--- Material supplied ---
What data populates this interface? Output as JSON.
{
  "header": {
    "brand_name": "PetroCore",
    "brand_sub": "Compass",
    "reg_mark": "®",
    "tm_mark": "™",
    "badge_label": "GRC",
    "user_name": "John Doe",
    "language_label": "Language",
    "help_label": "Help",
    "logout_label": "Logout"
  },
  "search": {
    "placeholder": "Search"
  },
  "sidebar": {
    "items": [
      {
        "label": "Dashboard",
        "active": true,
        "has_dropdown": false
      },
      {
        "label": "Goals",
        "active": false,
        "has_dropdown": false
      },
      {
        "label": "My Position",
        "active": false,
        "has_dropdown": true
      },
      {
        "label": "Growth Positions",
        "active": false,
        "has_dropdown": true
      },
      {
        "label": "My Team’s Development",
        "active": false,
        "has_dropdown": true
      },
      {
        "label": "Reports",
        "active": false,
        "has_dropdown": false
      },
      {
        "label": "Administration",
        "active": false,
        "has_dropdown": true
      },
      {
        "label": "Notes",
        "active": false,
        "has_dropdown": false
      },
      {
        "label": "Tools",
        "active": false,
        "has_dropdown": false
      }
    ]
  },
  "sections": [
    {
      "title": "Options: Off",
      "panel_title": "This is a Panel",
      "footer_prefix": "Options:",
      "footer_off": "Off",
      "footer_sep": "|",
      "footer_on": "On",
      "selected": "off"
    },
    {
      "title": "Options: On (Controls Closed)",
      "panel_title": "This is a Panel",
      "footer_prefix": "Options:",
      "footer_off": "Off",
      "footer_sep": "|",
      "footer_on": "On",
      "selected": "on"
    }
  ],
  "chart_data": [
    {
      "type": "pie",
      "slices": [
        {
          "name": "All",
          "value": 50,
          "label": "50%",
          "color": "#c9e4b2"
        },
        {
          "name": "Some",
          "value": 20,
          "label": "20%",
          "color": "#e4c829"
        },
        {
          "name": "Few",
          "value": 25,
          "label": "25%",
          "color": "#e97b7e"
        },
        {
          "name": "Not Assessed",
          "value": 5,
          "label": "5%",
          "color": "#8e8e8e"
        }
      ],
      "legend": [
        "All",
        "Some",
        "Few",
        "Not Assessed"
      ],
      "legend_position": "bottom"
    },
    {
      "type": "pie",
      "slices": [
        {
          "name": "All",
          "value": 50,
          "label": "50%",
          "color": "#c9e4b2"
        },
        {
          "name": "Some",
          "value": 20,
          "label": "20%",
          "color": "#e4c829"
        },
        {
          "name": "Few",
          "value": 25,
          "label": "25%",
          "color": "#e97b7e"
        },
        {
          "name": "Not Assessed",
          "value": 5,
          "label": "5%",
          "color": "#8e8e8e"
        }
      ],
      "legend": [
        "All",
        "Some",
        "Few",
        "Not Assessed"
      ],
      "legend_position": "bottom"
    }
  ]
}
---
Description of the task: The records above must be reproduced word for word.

Result below:
What data populates this interface? Output as JSON.
{
  "header": {
    "brand_name": "PetroCore",
    "brand_sub": "Compass",
    "reg_mark": "®",
    "tm_mark": "™",
    "badge_label": "GRC",
    "user_name": "John Doe",
    "language_label": "Language",
    "help_label": "Help",
    "logout_label": "Logout"
  },
  "search": {
    "placeholder": "Search"
  },
  "sidebar": {
    "items": [
      {
        "label": "Dashboard",
        "active": true,
        "has_dropdown": false
      },
      {
        "label": "Goals",
        "active": false,
        "has_dropdown": false
      },
      {
        "label": "My Position",
        "active": false,
        "has_dropdown": true
      },
      {
        "label": "Growth Positions",
        "active": false,
        "has_dropdown": true
      },
      {
        "label": "My Team’s Development",
        "active": false,
        "has_dropdown": true
      },
      {
        "label": "Reports",
        "active": false,
        "has_dropdown": false
      },
      {
        "label": "Administration",
        "active": false,
        "has_dropdown": true
      },
      {
        "label": "Notes",
        "active": false,
        "has_dropdown": false
      },
      {
        "label": "Tools",
        "active": false,
        "has_dropdown": false
      }
    ]
  },
  "sections": [
    {
      "title": "Options: Off",
      "panel_title": "This is a Panel",
      "footer_prefix": "Options:",
      "footer_off": "Off",
      "footer_sep": "|",
      "footer_on": "On",
      "selected": "off"
    },
    {
      "title": "Options: On (Controls Closed)",
      "panel_title": "This is a Panel",
      "footer_prefix": "Options:",
      "footer_off": "Off",
      "footer_sep": "|",
      "footer_on": "On",
      "selected": "on"
    }
  ],
  "chart_data": [
    {
      "type": "pie",
      "slices": [
        {
          "name": "All",
          "value": 50,
          "label": "50%",
          "color": "#c9e4b2"
        },
        {
          "name": "Some",
          "value": 20,
          "label": "20%",
          "color": "#e4c829"
        },
        {
          "name": "Few",
          "value": 25,
          "label": "25%",
          "color": "#e97b7e"
        },
        {
          "name": "Not Assessed",
          "value": 5,
          "label": "5%",
          "color": "#8e8e8e"
        }
      ],
      "legend": [
        "All",
        "Some",
        "Few",
        "Not Assessed"
      ],
      "legend_position": "bottom"
    },
    {
      "type": "pie",
      "slices": [
        {
          "name": "All",
          "value": 50,
          "label": "50%",
          "color": "#c9e4b2"
        },
        {
          "name": "Some",
          "value": 20,
          "label": "20%",
          "color": "#e4c829"
        },
        {
          "name": "Few",
          "value": 25,
          "label": "25%",
          "color": "#e97b7e"
        },
        {
          "name": "Not Assessed",
          "value": 5,
          "label": "5%",
          "color": "#8e8e8e"
        }
      ],
      "legend": [
        "All",
        "Some",
        "Few",
        "Not Assessed"
      ],
      "legend_position": "bottom"
    }
  ]
}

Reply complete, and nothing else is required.